Most people who come into contact with the tribunal are divorced Catholics who wish to remarry in the church, Father Sirianni said. Some applicants believe it is a simple matter to have their first marriage annulled so they will once again be free to marry in the church, but neither is that necessarily true, he noted.
In an annulment process, the person bringing the case hopes that his or her marriage will be proven invalid. However, the church cannot declare a marriage invalid simply because it was difficult or went sour; such declarations are only made when the church finds that a problem existed at the time of the wedding that made the marriage invalid from the start, Father Sirianni said.
“The presumption is the marriage is valid if it’s been celebrated properly,” Father Sirianni said. “We’re looking at what made the marriage not valid in the moment it took place.”

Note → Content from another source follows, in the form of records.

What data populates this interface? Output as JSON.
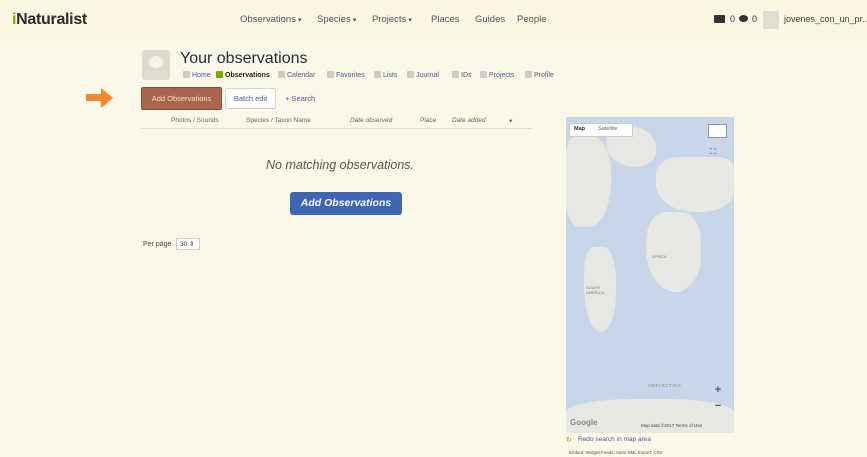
{
  "app": {
    "logo_prefix": "i",
    "logo_rest": "Naturalist"
  },
  "nav": {
    "items": [
      {
        "label": "Observations",
        "has_menu": true
      },
      {
        "label": "Species",
        "has_menu": true
      },
      {
        "label": "Projects",
        "has_menu": true
      },
      {
        "label": "Places",
        "has_menu": false
      },
      {
        "label": "Guides",
        "has_menu": false
      },
      {
        "label": "People",
        "has_menu": false
      }
    ],
    "messages_count": "0",
    "notifications_count": "0",
    "username": "jovenes_con_un_pr..."
  },
  "header": {
    "title": "Your observations",
    "subnav": [
      {
        "label": "Home"
      },
      {
        "label": "Observations",
        "active": true
      },
      {
        "label": "Calendar"
      },
      {
        "label": "Favorites"
      },
      {
        "label": "Lists"
      },
      {
        "label": "Journal"
      },
      {
        "label": "IDs"
      },
      {
        "label": "Projects"
      },
      {
        "label": "Profile"
      }
    ]
  },
  "actions": {
    "add_label": "Add Observations",
    "batch_label": "Batch edit",
    "search_label": "+ Search"
  },
  "table": {
    "columns": [
      "Photos / Sounds",
      "Species / Taxon Name",
      "Date observed",
      "Place",
      "Date added"
    ],
    "sort_indicator": "▾",
    "empty_message": "No matching observations.",
    "empty_button": "Add Observations"
  },
  "pagination": {
    "per_page_label": "Per page",
    "per_page_value": "30"
  },
  "map": {
    "tabs": {
      "map": "Map",
      "satellite": "Satellite"
    },
    "labels": {
      "africa": "AFRICA",
      "south_america": "SOUTH AMERICA",
      "antarctica": "ANTARCTICA"
    },
    "zoom_in": "+",
    "zoom_out": "−",
    "google": "Google",
    "attribution": "Map data ©2017   Terms of Use",
    "redo_search": "Redo search in map area",
    "footer": "Embed: Widget   Feeds: Atom   KML   Export: CSV"
  },
  "colors": {
    "accent_orange": "#f28a2e",
    "primary_blue": "#3f66b3",
    "add_button": "#a9644c"
  }
}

A marriage can be declared invalid on the basis of several grounds. The grounds most commonly presented at the diocesan tribunal is a lack of consent, meaning one or both parties to the marriage was incapable of giving proper consent to the marriage at the time of the wedding, according to Emmett Wells, the tribunal’s director.

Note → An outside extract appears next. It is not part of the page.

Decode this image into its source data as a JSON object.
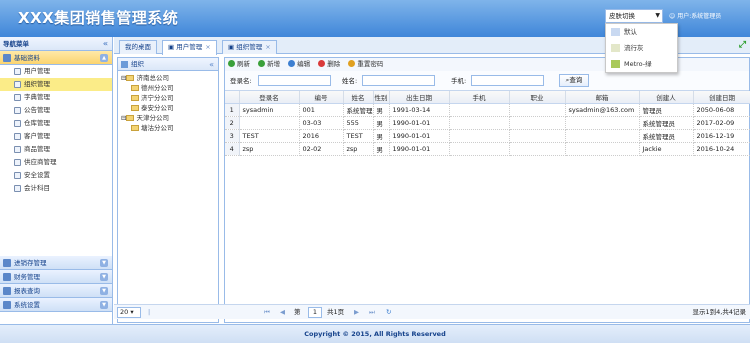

In order to enter into a valid marriage, a person must be able to understand what he or she is doing, the rights and obligations of marriage, and whom he or she is marrying. If such knowledge and understanding is not present, the marriage is not valid, Wells said. A marriage is also invalid if one of the spouses deceives the other to gain consent, if one of the parties felt compelled to marry out of fear or if the marriage was based on a stipulation about the future, Father Sirianni added. All of such situations would fall under the grounds of a lack of consent, as defined in Canons 1095-1107 of the Revised Code of Canon Law.
A marriage might also be declared invalid on the basis of several other grounds, called impediments to marriage. These impediments might include getting married although one or both parties is already bound by a previous valid marriage, one is a member of the Catholic clergy or the parties are close blood relatives.
A marriage also can be declared invalid if canonical form was not observed at the time of the wedding and the parties had not previously received a dispensation from canonical form. Canonical form requires the marriage to take place in the presence of the appropriate bishop, vicar general or pastor plus two witnesses. If canonical form has not been observed, no annulment is needed and both parties are free to marry because the marriage was never recognized by the church, Father Sirianni said.
Another type of case handled by the tribunal relates to divorced and remarried non-Catholics who wish to join the church through the Rite of Christian Initiation of Adults. Such a person must have his or her previous marriage reviewed by the Catholic Church to determine current marital status before admission to the church, Father Sirianni said.
One common misconception is that divorced Catholics can not receive Communion.
“If a person is divorced but has not remarried, they are not prevented from receiving the sacraments,” Father Sirianni said.
Only when divorced Catholics remarry without having had their first marriages annulled do they become ineligible to receive Communion, Wells said, noting that such people can continue to attend Mass.
EDITOR’S NOTE: For more information on the diocesan tribunal, visit the Diocese of Rochester’s Web site at www.dor.org/tribunal.